(Something slightly different over the next few days some of the war columns that Margaret wrote. Followed up by an analysis (done by my daughter for her A level English Language course work) of her use of language)
A very innocent old lady was expressing the utmost horror of the assaults upon women in Belgium and Northern France, of which we heard so much in the early weeks of the war. Never since the world began, she feigned to believe, had there been such brutes as those Germans.
Lots of our soldiers are no better if they were not rigorously held in check, a nephew reminded her. “Never! Never! “ was her vehement denial: “No Englishman —!” She apparently believed that military discipline — if British — was a school of virtue, and that our soldiers were paragons of honour.

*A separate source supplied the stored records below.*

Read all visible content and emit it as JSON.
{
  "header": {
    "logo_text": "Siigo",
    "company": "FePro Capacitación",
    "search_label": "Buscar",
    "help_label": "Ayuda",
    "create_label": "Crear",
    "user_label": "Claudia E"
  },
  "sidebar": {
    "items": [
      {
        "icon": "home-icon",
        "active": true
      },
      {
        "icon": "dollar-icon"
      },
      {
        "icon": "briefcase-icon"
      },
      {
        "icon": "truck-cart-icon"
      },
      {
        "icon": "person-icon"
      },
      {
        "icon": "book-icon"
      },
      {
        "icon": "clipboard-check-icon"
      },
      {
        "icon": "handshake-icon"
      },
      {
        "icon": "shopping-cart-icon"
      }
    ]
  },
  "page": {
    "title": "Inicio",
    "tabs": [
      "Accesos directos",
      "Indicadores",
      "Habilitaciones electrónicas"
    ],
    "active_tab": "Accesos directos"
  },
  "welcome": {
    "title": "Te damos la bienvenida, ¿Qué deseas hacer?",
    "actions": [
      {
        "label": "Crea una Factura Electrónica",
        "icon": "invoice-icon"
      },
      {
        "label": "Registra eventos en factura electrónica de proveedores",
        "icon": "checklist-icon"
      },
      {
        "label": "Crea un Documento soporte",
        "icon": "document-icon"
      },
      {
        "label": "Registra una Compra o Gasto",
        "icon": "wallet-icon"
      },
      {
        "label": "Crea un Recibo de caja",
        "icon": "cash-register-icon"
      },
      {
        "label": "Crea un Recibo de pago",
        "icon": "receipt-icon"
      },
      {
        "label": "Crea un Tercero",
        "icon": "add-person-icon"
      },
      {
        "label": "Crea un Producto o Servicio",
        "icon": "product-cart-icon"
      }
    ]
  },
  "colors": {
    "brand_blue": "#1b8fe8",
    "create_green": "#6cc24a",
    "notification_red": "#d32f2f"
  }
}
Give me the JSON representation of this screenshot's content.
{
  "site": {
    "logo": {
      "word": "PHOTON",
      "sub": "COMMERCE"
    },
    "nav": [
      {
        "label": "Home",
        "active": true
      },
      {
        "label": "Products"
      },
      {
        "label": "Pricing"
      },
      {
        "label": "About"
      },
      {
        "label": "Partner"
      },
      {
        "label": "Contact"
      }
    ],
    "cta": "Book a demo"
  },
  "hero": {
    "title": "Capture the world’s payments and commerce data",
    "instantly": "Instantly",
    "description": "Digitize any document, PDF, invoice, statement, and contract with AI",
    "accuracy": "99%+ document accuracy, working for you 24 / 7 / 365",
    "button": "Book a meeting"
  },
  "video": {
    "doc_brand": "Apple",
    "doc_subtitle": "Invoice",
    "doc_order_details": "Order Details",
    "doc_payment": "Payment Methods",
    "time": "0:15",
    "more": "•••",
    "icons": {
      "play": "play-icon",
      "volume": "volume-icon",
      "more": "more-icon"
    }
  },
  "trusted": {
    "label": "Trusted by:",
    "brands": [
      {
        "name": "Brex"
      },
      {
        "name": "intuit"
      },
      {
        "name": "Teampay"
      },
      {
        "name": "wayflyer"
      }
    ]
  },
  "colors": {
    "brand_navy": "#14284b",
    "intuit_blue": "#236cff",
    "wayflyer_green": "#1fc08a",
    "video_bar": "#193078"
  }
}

In our enthusiastic patriotism, and faith in the righteousness of our cause, we are apt to forget that war encourages the basest passions of men.
I asked the indignant lady if she did not know that crimes against defenceless women have been the invariable accompaniment of every war since the world began. “You don’t say so?” she exclaimed with a simplicity that was transparently genuine.
The sufferings of women and of innocent civilians are more talked of in this latest war than in any previous one, for various reasons. Everybody can read; there is a cheap press; and the poorest knows as much as the richest of the tragic incidents of the great drama unfolding week by week.
But the greatest change of all is that there is a higher moral conscience which does not accept certain of the evils of war as a necessary element of war itself. Hence the Hague Conference, and the Hague Regulations — that most tragic diplomatic failure. No conference of humane men will ever rob war of its horrors. The only way to deprive it of its hideousness is to abolish it altogether. That is the great problem we must all help to solve.
And for how many thousands of years did women accept unquestioningly their inevitable fate when their country was over run by a victorious army? There was no newspaper to write of their anguish; there was no public conscience to cry shame upon their ravagers. It is one of the dark and hidden pages of history at which we can only guess.
But in this modern world women have secured a much higher place, which gives them a right to protest against unnecessary injury they suffer in war time. All the same, I hold firmly the belief that war cannot be purged of its evil, that it is an unnatural mode of life for men, and not conducive to virtue. It is inimical to family life and that alone condemns it.